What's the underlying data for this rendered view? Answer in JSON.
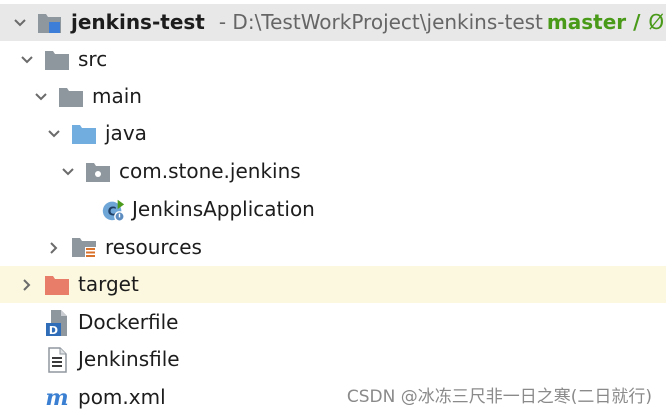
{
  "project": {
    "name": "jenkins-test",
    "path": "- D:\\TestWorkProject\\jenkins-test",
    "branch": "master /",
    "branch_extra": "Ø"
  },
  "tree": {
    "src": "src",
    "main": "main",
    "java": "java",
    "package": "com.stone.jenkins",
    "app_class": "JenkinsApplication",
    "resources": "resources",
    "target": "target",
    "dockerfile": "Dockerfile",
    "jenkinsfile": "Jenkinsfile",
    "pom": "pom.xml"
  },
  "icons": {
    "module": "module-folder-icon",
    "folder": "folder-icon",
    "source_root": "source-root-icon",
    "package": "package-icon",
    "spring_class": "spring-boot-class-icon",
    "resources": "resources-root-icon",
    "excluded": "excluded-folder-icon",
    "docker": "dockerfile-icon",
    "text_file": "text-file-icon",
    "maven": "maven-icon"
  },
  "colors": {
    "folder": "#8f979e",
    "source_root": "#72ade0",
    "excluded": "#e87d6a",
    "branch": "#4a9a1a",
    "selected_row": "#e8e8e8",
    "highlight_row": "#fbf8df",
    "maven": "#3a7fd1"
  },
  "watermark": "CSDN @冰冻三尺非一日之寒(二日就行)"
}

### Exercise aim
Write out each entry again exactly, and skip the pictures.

### Answer for this exercise
What's the underlying data for this rendered view? Answer in JSON.
{
  "project": {
    "name": "jenkins-test",
    "path": "- D:\\TestWorkProject\\jenkins-test",
    "branch": "master /",
    "branch_extra": "Ø"
  },
  "tree": {
    "src": "src",
    "main": "main",
    "java": "java",
    "package": "com.stone.jenkins",
    "app_class": "JenkinsApplication",
    "resources": "resources",
    "target": "target",
    "dockerfile": "Dockerfile",
    "jenkinsfile": "Jenkinsfile",
    "pom": "pom.xml"
  },
  "icons": {
    "module": "module-folder-icon",
    "folder": "folder-icon",
    "source_root": "source-root-icon",
    "package": "package-icon",
    "spring_class": "spring-boot-class-icon",
    "resources": "resources-root-icon",
    "excluded": "excluded-folder-icon",
    "docker": "dockerfile-icon",
    "text_file": "text-file-icon",
    "maven": "maven-icon"
  },
  "colors": {
    "folder": "#8f979e",
    "source_root": "#72ade0",
    "excluded": "#e87d6a",
    "branch": "#4a9a1a",
    "selected_row": "#e8e8e8",
    "highlight_row": "#fbf8df",
    "maven": "#3a7fd1"
  },
  "watermark": "CSDN @冰冻三尺非一日之寒(二日就行)"
}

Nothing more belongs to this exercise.